NY Times columnist Paul Krugman continues to “jump the shark”, a term used for a TV show that begins a decline in quality that is beyond recovery. It fits Krugman well since he has long been nothing more than a fantasy show for far-left liberals, and he is certainly beyond recovery. His entire output is now geared to swimming upstream for the sole purpose of being noticed and, unfortunately, quoted.
In Krugman’s NY Times’ 9/11 column where he pathetically blocked comments, he complained that 9/11 should have been a unifying event rather than the wedge issue it has become. Ironically, Krugman has been one of the biggest, partisan wedges for a long time and he is now further “wedging” himself into total insanity. His definition of “unity” is everyone following his twisted reasoning which he pretends is held by many.

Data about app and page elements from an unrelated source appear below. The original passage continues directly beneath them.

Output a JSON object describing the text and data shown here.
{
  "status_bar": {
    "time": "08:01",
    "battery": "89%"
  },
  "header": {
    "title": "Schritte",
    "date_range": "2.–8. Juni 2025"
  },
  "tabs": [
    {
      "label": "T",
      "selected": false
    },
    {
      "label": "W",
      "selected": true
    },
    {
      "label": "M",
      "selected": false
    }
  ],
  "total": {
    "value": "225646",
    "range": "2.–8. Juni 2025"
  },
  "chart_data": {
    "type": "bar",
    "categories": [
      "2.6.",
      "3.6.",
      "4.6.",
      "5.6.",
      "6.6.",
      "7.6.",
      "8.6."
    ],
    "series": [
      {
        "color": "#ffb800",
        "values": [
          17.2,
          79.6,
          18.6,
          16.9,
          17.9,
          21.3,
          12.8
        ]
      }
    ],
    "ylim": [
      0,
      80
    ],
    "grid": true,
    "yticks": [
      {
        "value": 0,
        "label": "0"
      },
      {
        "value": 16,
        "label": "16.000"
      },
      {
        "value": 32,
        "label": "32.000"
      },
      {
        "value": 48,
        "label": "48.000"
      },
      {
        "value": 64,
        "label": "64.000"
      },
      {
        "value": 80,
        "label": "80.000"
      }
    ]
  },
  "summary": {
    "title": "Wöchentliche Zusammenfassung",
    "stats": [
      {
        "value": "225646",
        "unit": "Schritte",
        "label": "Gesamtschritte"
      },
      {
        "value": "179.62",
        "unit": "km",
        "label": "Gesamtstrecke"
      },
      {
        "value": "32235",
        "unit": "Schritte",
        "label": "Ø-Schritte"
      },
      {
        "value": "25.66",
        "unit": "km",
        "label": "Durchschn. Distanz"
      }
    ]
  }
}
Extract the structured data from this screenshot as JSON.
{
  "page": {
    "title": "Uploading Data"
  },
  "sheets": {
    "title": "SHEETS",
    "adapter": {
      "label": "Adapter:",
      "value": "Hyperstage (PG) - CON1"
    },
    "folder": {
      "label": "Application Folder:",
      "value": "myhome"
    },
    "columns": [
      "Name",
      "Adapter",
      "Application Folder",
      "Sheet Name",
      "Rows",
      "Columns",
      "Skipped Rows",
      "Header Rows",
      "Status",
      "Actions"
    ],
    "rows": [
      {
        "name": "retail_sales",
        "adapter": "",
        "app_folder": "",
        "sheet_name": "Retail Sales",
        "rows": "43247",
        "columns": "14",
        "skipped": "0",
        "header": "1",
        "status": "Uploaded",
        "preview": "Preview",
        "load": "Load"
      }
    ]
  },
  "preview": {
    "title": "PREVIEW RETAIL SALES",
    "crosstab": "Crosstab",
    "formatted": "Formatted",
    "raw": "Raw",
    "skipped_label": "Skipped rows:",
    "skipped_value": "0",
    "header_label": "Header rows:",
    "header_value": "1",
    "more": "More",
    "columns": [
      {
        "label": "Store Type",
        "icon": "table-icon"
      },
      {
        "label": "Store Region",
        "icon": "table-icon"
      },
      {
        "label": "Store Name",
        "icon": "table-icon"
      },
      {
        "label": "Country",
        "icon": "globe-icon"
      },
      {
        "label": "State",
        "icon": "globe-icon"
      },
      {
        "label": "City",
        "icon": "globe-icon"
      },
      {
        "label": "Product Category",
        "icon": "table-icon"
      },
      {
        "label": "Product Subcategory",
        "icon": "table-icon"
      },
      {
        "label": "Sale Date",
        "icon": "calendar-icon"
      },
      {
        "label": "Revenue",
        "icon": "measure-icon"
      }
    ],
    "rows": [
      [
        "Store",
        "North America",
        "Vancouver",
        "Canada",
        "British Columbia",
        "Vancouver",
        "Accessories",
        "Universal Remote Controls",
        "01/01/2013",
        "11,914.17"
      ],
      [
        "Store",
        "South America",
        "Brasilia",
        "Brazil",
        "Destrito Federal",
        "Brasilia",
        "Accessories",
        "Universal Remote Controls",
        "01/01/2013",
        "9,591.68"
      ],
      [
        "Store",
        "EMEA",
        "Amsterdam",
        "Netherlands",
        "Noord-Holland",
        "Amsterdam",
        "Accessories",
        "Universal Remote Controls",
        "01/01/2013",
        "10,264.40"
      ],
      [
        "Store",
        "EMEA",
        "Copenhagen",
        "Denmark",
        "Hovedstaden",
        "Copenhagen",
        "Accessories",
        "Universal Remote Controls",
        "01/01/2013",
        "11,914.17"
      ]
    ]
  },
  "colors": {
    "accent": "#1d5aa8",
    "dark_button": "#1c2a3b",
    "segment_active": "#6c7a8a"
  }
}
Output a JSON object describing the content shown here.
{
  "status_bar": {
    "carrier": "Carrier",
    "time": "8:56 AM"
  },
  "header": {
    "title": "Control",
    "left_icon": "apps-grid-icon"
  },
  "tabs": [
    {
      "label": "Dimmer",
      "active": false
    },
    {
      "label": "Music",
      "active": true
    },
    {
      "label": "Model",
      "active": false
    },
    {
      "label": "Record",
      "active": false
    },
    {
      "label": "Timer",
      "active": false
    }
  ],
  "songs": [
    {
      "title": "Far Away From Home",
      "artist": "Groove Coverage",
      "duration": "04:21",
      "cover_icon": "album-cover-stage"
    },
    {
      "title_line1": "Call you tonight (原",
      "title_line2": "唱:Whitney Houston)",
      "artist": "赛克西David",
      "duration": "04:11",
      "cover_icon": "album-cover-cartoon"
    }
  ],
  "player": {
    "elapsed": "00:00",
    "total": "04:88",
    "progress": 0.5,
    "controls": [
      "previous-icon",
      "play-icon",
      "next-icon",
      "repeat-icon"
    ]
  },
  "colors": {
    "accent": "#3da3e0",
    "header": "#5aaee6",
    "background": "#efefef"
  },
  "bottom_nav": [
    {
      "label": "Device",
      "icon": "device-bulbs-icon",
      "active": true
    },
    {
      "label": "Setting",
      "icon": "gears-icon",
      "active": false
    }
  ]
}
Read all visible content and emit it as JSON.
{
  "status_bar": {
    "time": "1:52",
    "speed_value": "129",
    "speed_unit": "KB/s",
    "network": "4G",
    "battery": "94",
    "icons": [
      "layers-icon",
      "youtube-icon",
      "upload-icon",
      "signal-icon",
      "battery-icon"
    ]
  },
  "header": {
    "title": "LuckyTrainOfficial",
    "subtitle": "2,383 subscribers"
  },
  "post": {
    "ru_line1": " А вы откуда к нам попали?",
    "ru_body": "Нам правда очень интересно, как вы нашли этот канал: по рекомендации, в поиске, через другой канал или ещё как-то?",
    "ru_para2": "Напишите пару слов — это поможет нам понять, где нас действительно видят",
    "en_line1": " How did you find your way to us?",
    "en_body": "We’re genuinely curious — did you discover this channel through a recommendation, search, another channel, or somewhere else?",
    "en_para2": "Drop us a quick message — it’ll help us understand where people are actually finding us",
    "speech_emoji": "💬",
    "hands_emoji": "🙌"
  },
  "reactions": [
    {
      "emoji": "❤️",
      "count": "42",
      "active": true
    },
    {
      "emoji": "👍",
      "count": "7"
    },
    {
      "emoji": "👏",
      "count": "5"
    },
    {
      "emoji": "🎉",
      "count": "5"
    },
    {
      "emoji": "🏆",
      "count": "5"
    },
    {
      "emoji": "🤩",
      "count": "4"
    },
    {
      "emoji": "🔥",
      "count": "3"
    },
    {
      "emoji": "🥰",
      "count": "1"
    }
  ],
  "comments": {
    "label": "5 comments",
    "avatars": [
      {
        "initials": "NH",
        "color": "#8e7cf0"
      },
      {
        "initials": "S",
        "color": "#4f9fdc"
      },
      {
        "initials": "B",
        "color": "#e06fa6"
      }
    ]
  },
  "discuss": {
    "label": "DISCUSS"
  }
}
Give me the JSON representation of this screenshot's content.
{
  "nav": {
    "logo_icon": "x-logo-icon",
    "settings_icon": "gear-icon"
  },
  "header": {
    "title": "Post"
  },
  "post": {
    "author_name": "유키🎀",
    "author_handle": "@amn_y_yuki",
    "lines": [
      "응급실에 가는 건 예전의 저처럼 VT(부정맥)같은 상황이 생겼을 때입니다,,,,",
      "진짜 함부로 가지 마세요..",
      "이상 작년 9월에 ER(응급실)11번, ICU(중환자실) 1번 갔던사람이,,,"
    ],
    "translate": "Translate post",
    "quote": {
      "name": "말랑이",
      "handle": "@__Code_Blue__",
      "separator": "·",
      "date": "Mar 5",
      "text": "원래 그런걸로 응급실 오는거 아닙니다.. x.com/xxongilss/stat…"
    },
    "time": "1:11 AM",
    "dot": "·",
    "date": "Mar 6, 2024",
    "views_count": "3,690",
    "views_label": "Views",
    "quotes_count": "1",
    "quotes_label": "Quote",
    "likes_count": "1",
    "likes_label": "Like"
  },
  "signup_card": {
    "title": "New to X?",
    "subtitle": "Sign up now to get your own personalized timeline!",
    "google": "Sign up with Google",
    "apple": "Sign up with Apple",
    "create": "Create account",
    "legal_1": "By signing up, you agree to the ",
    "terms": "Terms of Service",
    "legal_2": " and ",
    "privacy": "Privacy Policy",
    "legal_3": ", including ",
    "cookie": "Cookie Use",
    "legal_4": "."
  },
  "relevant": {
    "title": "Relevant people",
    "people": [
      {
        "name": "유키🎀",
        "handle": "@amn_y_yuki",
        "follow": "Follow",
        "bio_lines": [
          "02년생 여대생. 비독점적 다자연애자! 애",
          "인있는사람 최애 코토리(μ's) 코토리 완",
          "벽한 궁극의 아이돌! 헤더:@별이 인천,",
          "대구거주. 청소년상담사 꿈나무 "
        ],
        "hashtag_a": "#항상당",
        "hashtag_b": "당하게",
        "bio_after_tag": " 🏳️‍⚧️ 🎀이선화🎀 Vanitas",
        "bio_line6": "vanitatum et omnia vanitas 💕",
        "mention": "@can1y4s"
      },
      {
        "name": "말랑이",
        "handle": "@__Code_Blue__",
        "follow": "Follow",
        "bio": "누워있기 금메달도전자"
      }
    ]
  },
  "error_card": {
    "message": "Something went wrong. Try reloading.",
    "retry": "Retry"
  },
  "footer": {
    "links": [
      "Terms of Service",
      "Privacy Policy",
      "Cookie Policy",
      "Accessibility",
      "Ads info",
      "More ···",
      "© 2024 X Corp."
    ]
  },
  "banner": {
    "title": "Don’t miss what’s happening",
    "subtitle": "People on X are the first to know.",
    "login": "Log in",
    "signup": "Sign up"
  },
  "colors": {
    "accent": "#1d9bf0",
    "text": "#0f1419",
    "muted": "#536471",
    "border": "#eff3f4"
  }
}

Krugman labels George Bush, former NY city mayor Rudy Giuliani, and former NY city police commissioner Bernie Kerik “fake heroes” who rushed in to “cash in” on the horror of 9/11. In his kooky world, all three should have sat home so Krugman could write columns complaining about their inaction. Krugman has Bush Derangement Syndrome, so he could never say something good about Bush, but Giuliani has been overwhelming lauded for handling himself well during the crisis and keeping the entire city from going into a panic. Krugman is strangely offended by that, so he cuts him down.
Krugman has a psychological need to be different. He separates himself from others by taking the wrong side of sanity and pontificating as if it makes sense. It doesn’t, and it hasn’t for quite some time. He is not a genius talking down to the masses. He is a self-righteous, self-absorbed contrarian embracing insanity as his personal philosophy and path to fame.
Krugman says: “The memory of 9/11 has been irrevocably poisoned; it has become an occasion for shame.” The only poisoning of the memory is in his column, and the shame is that the NY Times continues to print his rot on a regular basis. Krugman has jumped the shark and needs to be cancelled before the new season begins.
David J. Hentosh